### What is expected:
Print each record exactly, with no word added or removed.

Interface dataset entries
□ □ □ □

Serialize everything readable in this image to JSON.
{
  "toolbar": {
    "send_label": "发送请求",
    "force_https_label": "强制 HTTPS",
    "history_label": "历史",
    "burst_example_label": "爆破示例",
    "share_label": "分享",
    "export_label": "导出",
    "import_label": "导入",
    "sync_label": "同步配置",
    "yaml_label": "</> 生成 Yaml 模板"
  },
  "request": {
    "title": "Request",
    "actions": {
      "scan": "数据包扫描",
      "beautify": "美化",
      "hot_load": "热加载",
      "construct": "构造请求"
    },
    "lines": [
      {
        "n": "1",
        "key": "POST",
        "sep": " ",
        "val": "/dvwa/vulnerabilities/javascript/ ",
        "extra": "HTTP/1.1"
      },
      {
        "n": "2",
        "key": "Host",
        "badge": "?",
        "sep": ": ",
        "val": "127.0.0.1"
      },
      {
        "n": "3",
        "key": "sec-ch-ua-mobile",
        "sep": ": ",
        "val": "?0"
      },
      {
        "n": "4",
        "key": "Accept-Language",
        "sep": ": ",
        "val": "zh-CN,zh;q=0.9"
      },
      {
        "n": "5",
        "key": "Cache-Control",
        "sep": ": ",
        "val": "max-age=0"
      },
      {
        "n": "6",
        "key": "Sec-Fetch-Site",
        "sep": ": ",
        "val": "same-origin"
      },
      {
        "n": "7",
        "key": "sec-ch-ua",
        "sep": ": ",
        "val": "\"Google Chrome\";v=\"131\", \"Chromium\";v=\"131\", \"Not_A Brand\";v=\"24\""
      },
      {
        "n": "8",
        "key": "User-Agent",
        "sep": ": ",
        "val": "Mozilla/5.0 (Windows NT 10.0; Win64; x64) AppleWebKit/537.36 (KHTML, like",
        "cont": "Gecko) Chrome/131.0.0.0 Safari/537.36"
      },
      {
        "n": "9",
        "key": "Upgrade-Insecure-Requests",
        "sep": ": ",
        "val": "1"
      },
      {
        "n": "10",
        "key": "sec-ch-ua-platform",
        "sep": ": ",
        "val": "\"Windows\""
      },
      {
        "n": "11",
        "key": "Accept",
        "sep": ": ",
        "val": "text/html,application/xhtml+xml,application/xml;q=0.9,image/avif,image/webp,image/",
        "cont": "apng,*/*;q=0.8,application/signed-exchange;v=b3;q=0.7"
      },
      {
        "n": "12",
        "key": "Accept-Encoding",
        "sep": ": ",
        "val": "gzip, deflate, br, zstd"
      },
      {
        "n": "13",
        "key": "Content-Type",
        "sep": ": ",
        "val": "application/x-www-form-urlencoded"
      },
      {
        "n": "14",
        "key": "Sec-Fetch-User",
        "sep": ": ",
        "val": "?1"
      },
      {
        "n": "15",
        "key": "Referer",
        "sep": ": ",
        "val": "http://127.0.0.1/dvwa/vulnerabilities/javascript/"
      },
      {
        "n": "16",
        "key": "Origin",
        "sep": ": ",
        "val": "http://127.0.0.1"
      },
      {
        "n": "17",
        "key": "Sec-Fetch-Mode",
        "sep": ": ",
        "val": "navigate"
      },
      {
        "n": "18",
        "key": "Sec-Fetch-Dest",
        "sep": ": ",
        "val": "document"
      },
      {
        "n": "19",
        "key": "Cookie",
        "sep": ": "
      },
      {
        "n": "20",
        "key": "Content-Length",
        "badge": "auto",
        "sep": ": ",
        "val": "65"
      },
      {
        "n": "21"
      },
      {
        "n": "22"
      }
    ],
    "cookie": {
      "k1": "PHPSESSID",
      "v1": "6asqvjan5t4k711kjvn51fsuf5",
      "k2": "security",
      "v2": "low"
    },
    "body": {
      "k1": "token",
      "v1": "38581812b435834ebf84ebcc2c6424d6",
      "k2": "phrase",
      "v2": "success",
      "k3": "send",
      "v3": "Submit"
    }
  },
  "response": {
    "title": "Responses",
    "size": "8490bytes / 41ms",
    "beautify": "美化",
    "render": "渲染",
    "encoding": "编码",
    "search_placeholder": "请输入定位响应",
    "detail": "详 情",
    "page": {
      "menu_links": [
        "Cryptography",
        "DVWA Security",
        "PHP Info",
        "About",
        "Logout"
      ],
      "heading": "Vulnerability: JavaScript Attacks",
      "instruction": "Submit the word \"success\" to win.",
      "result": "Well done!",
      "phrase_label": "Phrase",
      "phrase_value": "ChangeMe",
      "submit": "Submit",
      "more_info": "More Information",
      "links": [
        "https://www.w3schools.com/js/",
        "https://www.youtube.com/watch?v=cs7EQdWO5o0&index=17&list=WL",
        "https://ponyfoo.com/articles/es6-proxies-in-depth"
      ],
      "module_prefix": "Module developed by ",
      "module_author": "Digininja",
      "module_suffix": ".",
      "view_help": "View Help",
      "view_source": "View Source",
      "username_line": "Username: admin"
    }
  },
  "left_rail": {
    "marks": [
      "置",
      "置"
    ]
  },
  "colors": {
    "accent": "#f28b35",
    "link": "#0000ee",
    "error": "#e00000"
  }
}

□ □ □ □

### Exercise answer:
Serialize everything readable in this image to JSON.
{
  "toolbar": {
    "send_label": "发送请求",
    "force_https_label": "强制 HTTPS",
    "history_label": "历史",
    "burst_example_label": "爆破示例",
    "share_label": "分享",
    "export_label": "导出",
    "import_label": "导入",
    "sync_label": "同步配置",
    "yaml_label": "</> 生成 Yaml 模板"
  },
  "request": {
    "title": "Request",
    "actions": {
      "scan": "数据包扫描",
      "beautify": "美化",
      "hot_load": "热加载",
      "construct": "构造请求"
    },
    "lines": [
      {
        "n": "1",
        "key": "POST",
        "sep": " ",
        "val": "/dvwa/vulnerabilities/javascript/ ",
        "extra": "HTTP/1.1"
      },
      {
        "n": "2",
        "key": "Host",
        "badge": "?",
        "sep": ": ",
        "val": "127.0.0.1"
      },
      {
        "n": "3",
        "key": "sec-ch-ua-mobile",
        "sep": ": ",
        "val": "?0"
      },
      {
        "n": "4",
        "key": "Accept-Language",
        "sep": ": ",
        "val": "zh-CN,zh;q=0.9"
      },
      {
        "n": "5",
        "key": "Cache-Control",
        "sep": ": ",
        "val": "max-age=0"
      },
      {
        "n": "6",
        "key": "Sec-Fetch-Site",
        "sep": ": ",
        "val": "same-origin"
      },
      {
        "n": "7",
        "key": "sec-ch-ua",
        "sep": ": ",
        "val": "\"Google Chrome\";v=\"131\", \"Chromium\";v=\"131\", \"Not_A Brand\";v=\"24\""
      },
      {
        "n": "8",
        "key": "User-Agent",
        "sep": ": ",
        "val": "Mozilla/5.0 (Windows NT 10.0; Win64; x64) AppleWebKit/537.36 (KHTML, like",
        "cont": "Gecko) Chrome/131.0.0.0 Safari/537.36"
      },
      {
        "n": "9",
        "key": "Upgrade-Insecure-Requests",
        "sep": ": ",
        "val": "1"
      },
      {
        "n": "10",
        "key": "sec-ch-ua-platform",
        "sep": ": ",
        "val": "\"Windows\""
      },
      {
        "n": "11",
        "key": "Accept",
        "sep": ": ",
        "val": "text/html,application/xhtml+xml,application/xml;q=0.9,image/avif,image/webp,image/",
        "cont": "apng,*/*;q=0.8,application/signed-exchange;v=b3;q=0.7"
      },
      {
        "n": "12",
        "key": "Accept-Encoding",
        "sep": ": ",
        "val": "gzip, deflate, br, zstd"
      },
      {
        "n": "13",
        "key": "Content-Type",
        "sep": ": ",
        "val": "application/x-www-form-urlencoded"
      },
      {
        "n": "14",
        "key": "Sec-Fetch-User",
        "sep": ": ",
        "val": "?1"
      },
      {
        "n": "15",
        "key": "Referer",
        "sep": ": ",
        "val": "http://127.0.0.1/dvwa/vulnerabilities/javascript/"
      },
      {
        "n": "16",
        "key": "Origin",
        "sep": ": ",
        "val": "http://127.0.0.1"
      },
      {
        "n": "17",
        "key": "Sec-Fetch-Mode",
        "sep": ": ",
        "val": "navigate"
      },
      {
        "n": "18",
        "key": "Sec-Fetch-Dest",
        "sep": ": ",
        "val": "document"
      },
      {
        "n": "19",
        "key": "Cookie",
        "sep": ": "
      },
      {
        "n": "20",
        "key": "Content-Length",
        "badge": "auto",
        "sep": ": ",
        "val": "65"
      },
      {
        "n": "21"
      },
      {
        "n": "22"
      }
    ],
    "cookie": {
      "k1": "PHPSESSID",
      "v1": "6asqvjan5t4k711kjvn51fsuf5",
      "k2": "security",
      "v2": "low"
    },
    "body": {
      "k1": "token",
      "v1": "38581812b435834ebf84ebcc2c6424d6",
      "k2": "phrase",
      "v2": "success",
      "k3": "send",
      "v3": "Submit"
    }
  },
  "response": {
    "title": "Responses",
    "size": "8490bytes / 41ms",
    "beautify": "美化",
    "render": "渲染",
    "encoding": "编码",
    "search_placeholder": "请输入定位响应",
    "detail": "详 情",
    "page": {
      "menu_links": [
        "Cryptography",
        "DVWA Security",
        "PHP Info",
        "About",
        "Logout"
      ],
      "heading": "Vulnerability: JavaScript Attacks",
      "instruction": "Submit the word \"success\" to win.",
      "result": "Well done!",
      "phrase_label": "Phrase",
      "phrase_value": "ChangeMe",
      "submit": "Submit",
      "more_info": "More Information",
      "links": [
        "https://www.w3schools.com/js/",
        "https://www.youtube.com/watch?v=cs7EQdWO5o0&index=17&list=WL",
        "https://ponyfoo.com/articles/es6-proxies-in-depth"
      ],
      "module_prefix": "Module developed by ",
      "module_author": "Digininja",
      "module_suffix": ".",
      "view_help": "View Help",
      "view_source": "View Source",
      "username_line": "Username: admin"
    }
  },
  "left_rail": {
    "marks": [
      "置",
      "置"
    ]
  },
  "colors": {
    "accent": "#f28b35",
    "link": "#0000ee",
    "error": "#e00000"
  }
}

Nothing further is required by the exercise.